Matthew Baumgartner owns Bomber’s, a successful bar and restaurant in Albany’s Lark Street neighborhood that is known for its behemoth burritos and wild trivia nights. Last year, Metroplex invited him to open a similar venture downtown. One year later, and he has just closed on his $500,000 location on State Street and can’t wait to open its doors. “It’s been an amazing experience. I don’t know many cities with agencies whose sole responsibility it is to bring business to the area. [The Metroplex] really pulled for it and facilitated the whole thing,” Baumgartner says.
The key to all that facilitation, of course, is money. (“How much money can you throw at it? That’s what it all boils down to,” explains Cietek. “The greatest idea—if you don’t have any money—that’s what it stays: a great idea.”) To fund what it does, the Metroplex collects a portion of the sales tax, about .5 percent, or $8 million last year. This gives the agency a budget for planning, financing, and maintaining buildings within the district.
Over the course of the last 10 years the agency has spent about $60 million removing stumbling blocks for prospective tenants, which in turn has translated into $300 million worth of public and private investment downtown. This represents a level of investment that is usually found only near arenas or manufacturing plants. “We had none of that,” Cietek says with a laugh. “We started around a 2,600-seat vaudeville theater.”

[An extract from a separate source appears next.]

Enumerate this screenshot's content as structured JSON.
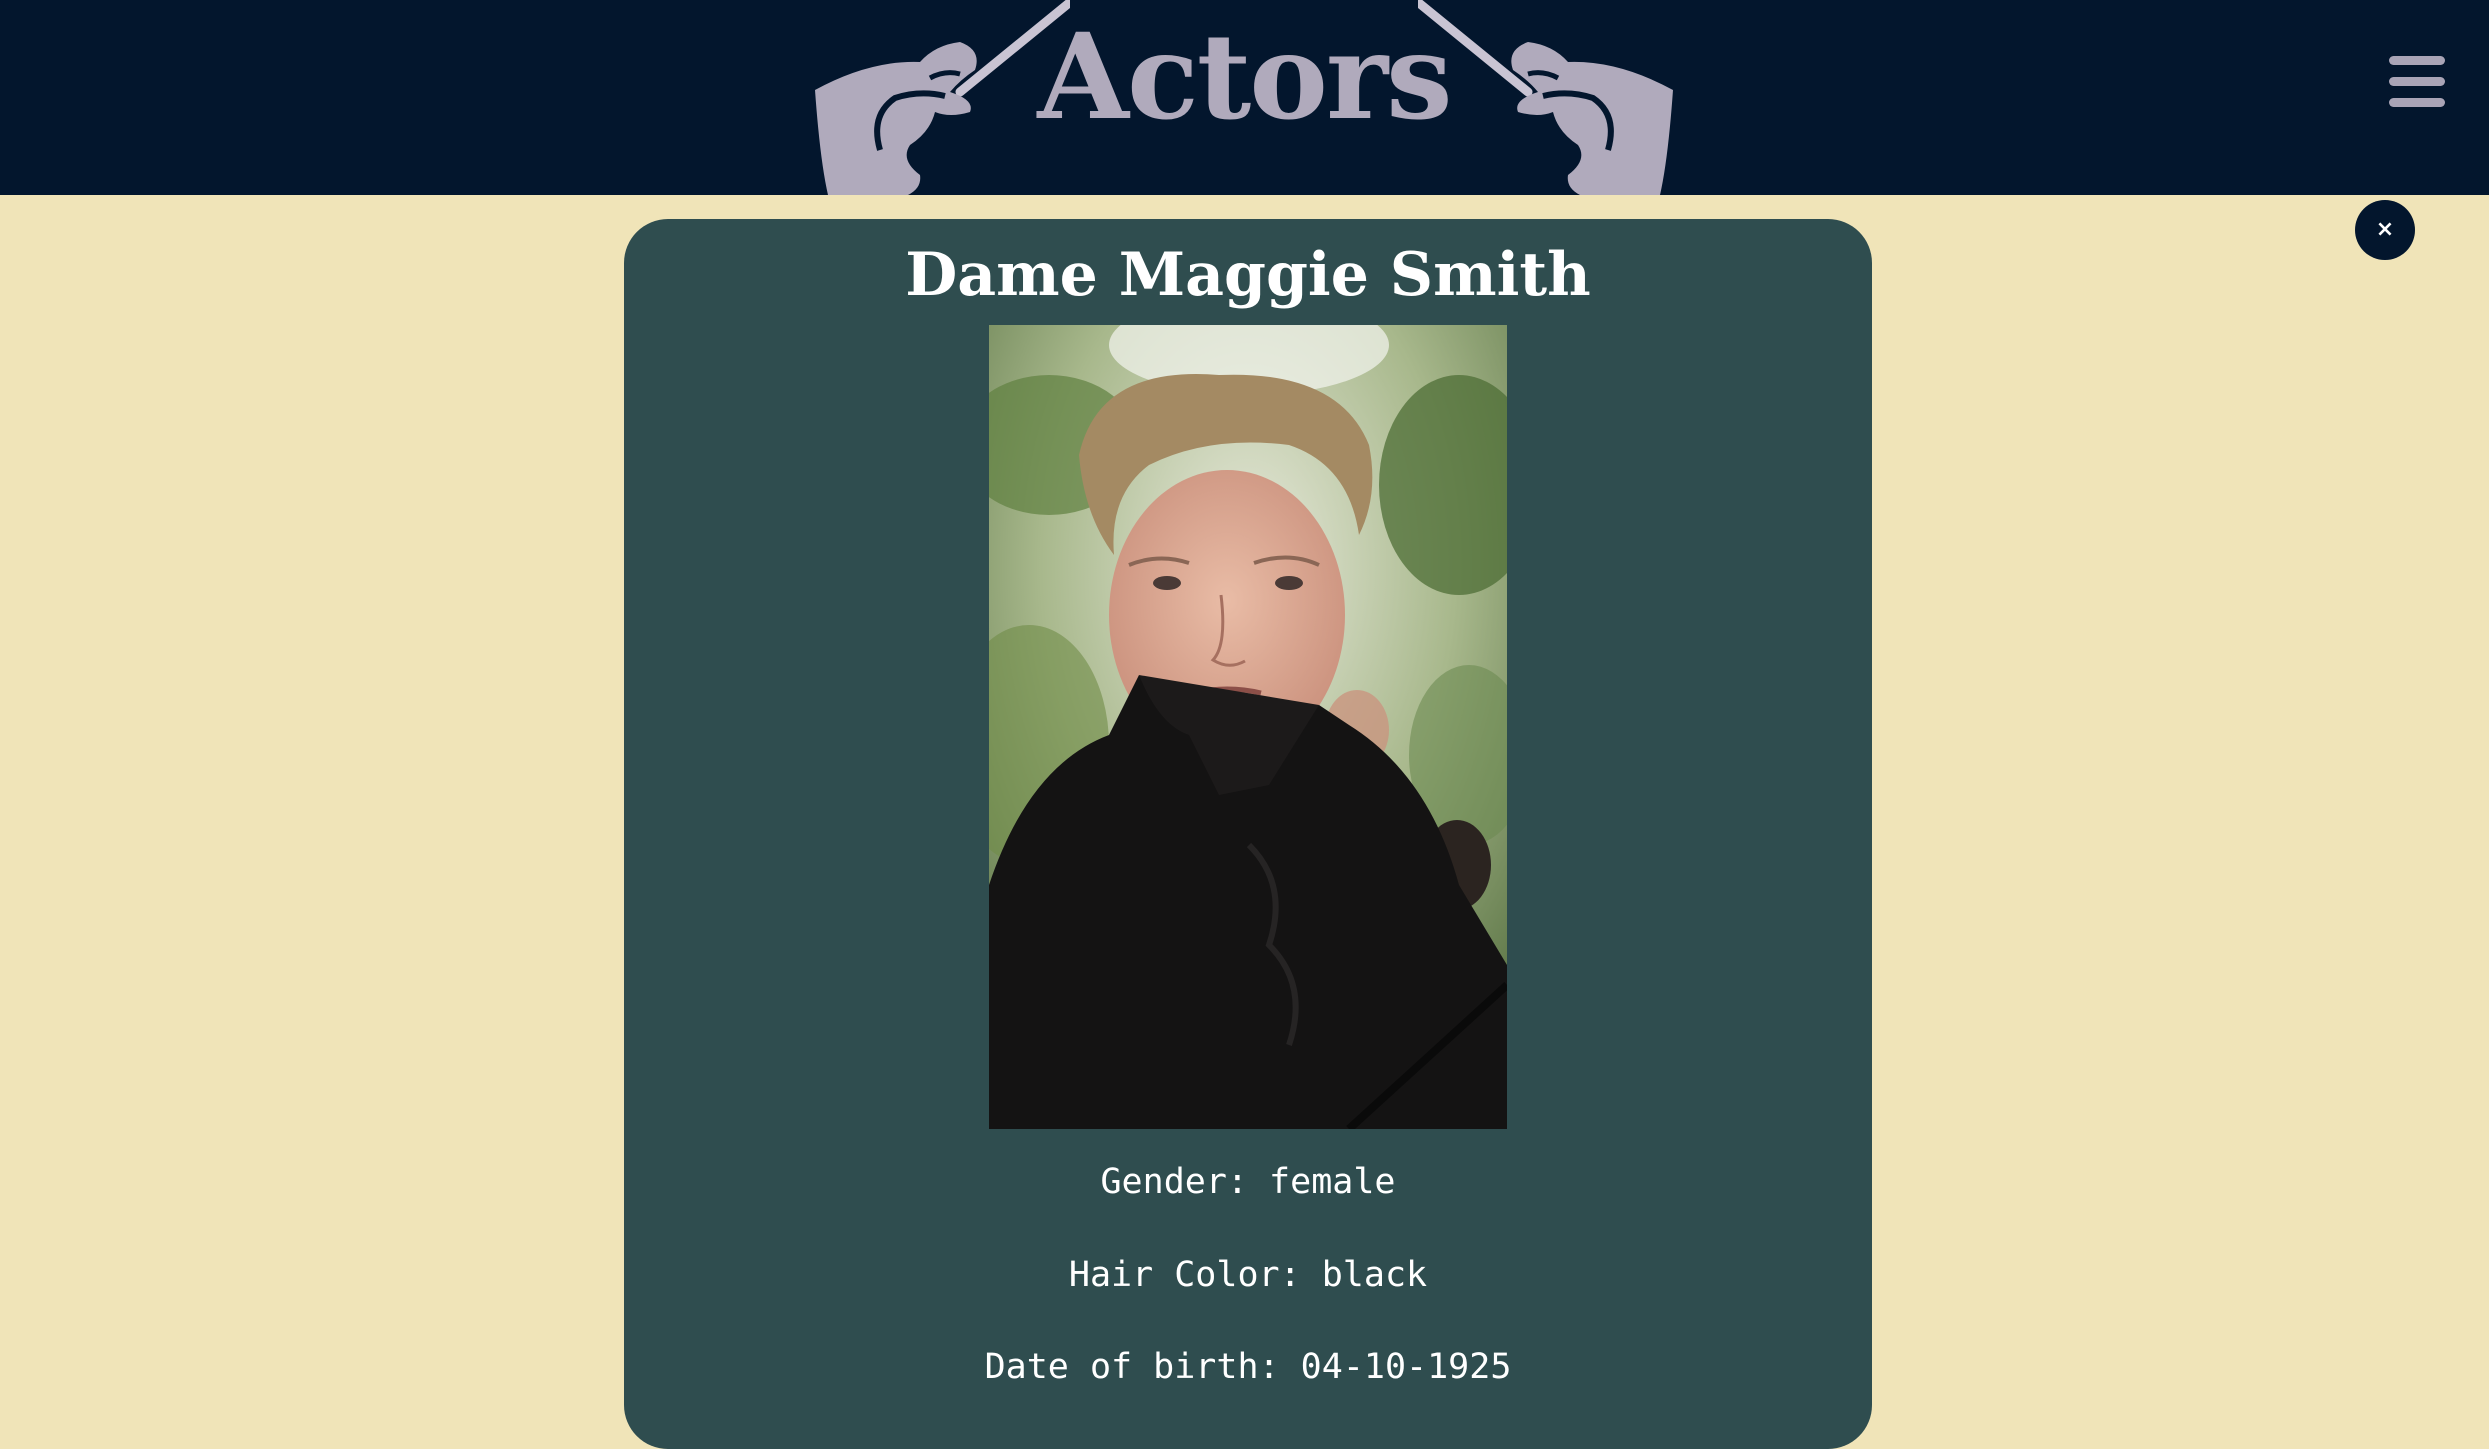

Metroplex got the development ball rolling by persuading MVP Health Care to expand their headquarters downtown, and they lobbied hard to bring the state’s Department of Transportation offices downtown. These large employers provided a foundation for growth, putting workers on the streets at lunchtime and after work. Next, the area needed a movie theater, so Metroplex vetted 15 different companies before settling on Bow-Tie Cinemas, a Connecticut company with proven track record in first-run movies. The six-screen theater opened last year, and welcomed a whopping 300,000 visitors, making it the second-highest-grossing theater in the region.
The Metroplex also worked with the Downtown Schenectady Improvement Corporation to administer funds to fix up the street, first reconfiguring the parking, and then helping businesses repair their faÇades. Last year, the DSIC spent about $400,000 in federal grants, local grants, special assessment fees, and donated monies to keep downtown looking beautiful, says Jim Salengo, executive director of the DSIC.